Task directions = Within the listing below, how many lines contain "true"? Only the number is wanted.

The records =
--------------------

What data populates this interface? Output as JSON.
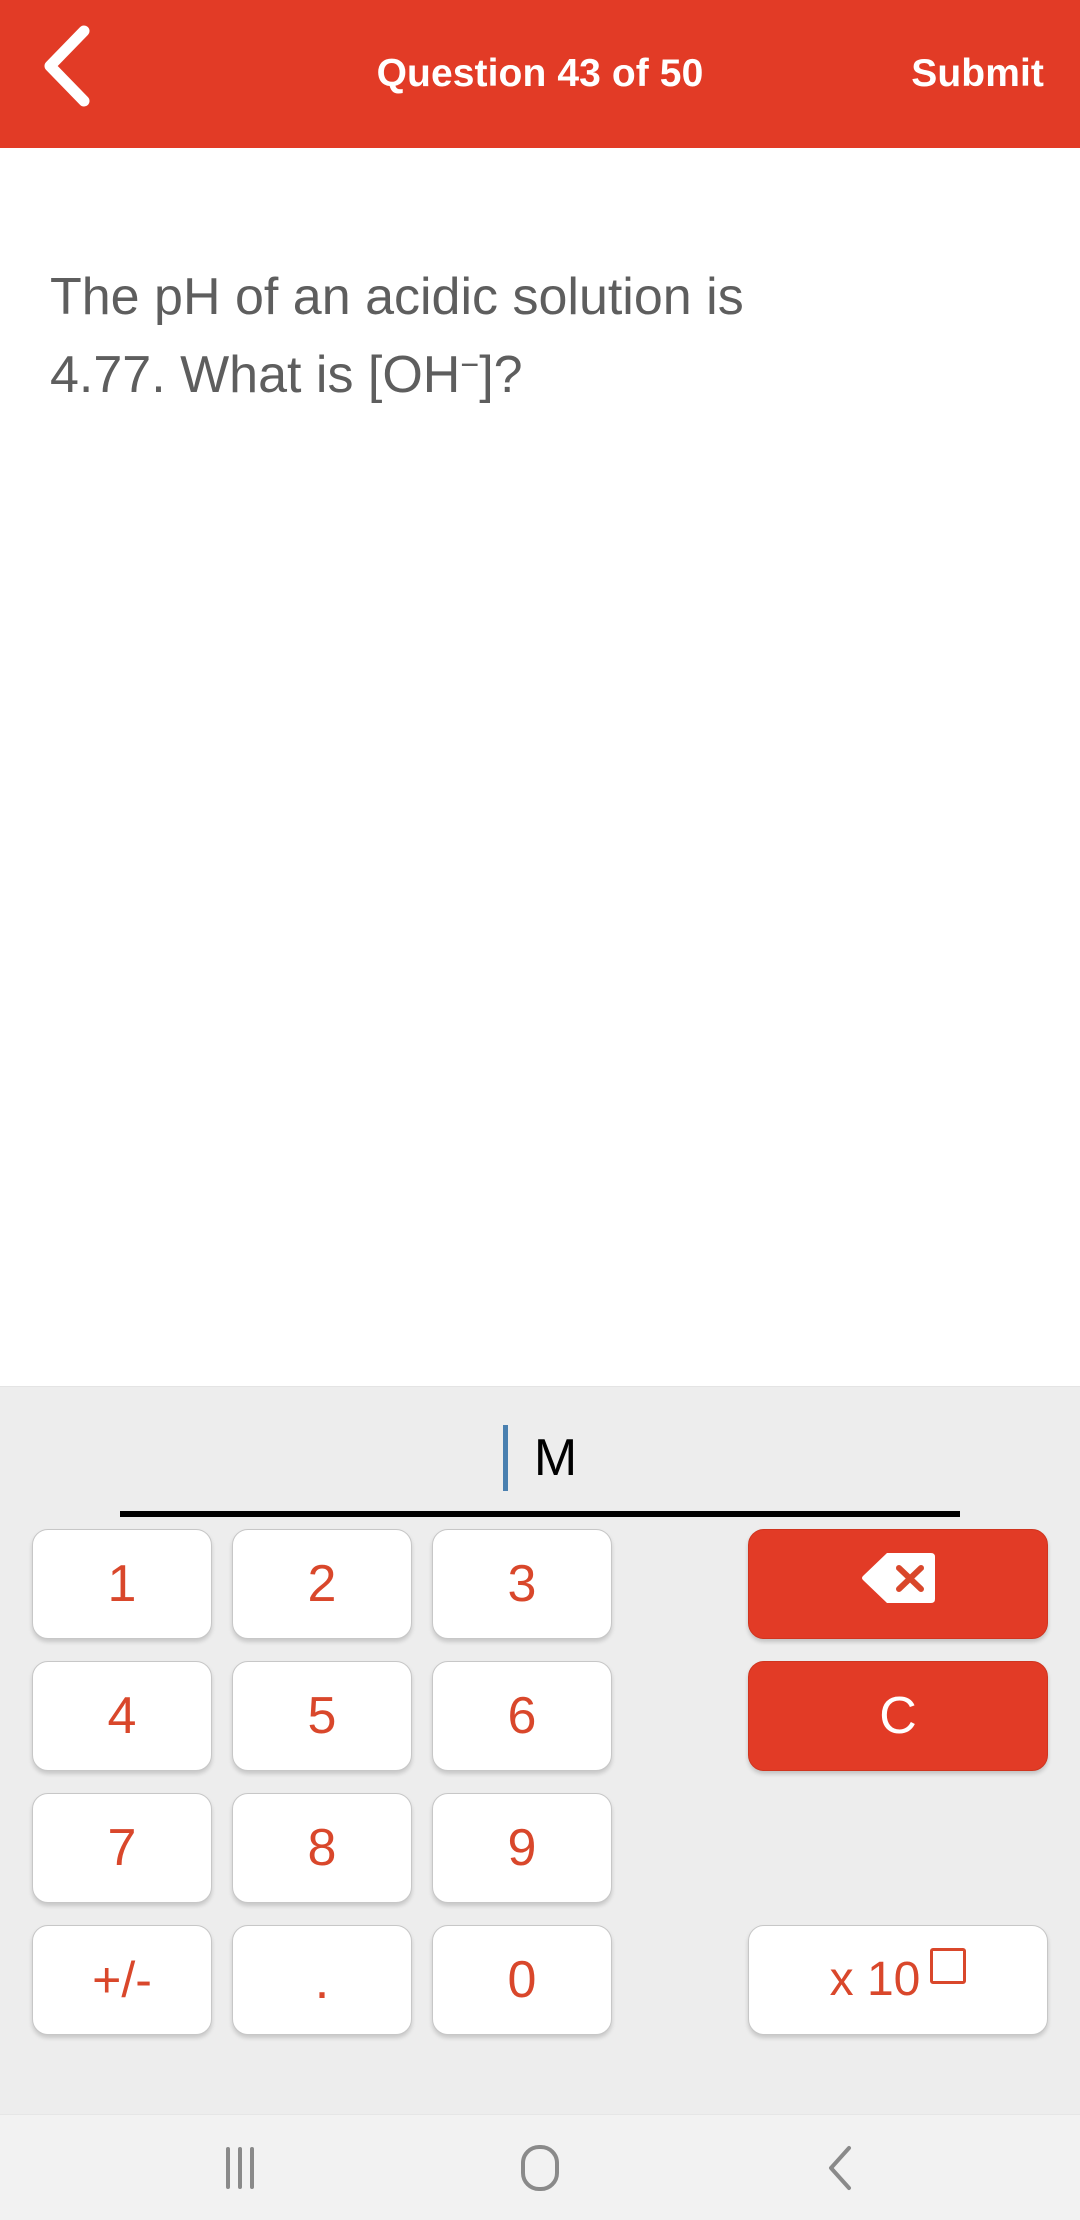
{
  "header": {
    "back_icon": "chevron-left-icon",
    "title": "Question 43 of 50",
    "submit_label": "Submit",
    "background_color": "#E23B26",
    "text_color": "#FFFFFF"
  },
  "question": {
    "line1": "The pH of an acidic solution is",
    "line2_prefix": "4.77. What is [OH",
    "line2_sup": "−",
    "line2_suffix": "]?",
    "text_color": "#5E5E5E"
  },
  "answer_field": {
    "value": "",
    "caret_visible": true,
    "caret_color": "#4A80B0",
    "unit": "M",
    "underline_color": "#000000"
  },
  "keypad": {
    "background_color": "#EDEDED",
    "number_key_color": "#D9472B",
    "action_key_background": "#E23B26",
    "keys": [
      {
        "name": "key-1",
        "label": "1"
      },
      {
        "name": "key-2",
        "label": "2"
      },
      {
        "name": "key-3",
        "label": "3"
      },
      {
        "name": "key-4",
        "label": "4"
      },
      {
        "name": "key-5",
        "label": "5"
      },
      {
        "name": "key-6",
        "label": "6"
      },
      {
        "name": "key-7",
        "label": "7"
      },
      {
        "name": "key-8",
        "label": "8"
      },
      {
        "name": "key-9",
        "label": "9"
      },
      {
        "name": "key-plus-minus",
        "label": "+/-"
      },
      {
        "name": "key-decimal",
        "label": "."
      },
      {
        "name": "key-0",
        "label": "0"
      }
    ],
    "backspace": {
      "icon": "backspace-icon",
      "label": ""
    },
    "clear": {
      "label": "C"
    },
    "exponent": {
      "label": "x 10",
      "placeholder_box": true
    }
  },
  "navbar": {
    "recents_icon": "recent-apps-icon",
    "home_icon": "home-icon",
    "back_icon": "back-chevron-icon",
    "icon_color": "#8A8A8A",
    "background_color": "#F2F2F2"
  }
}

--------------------

Answer space = 2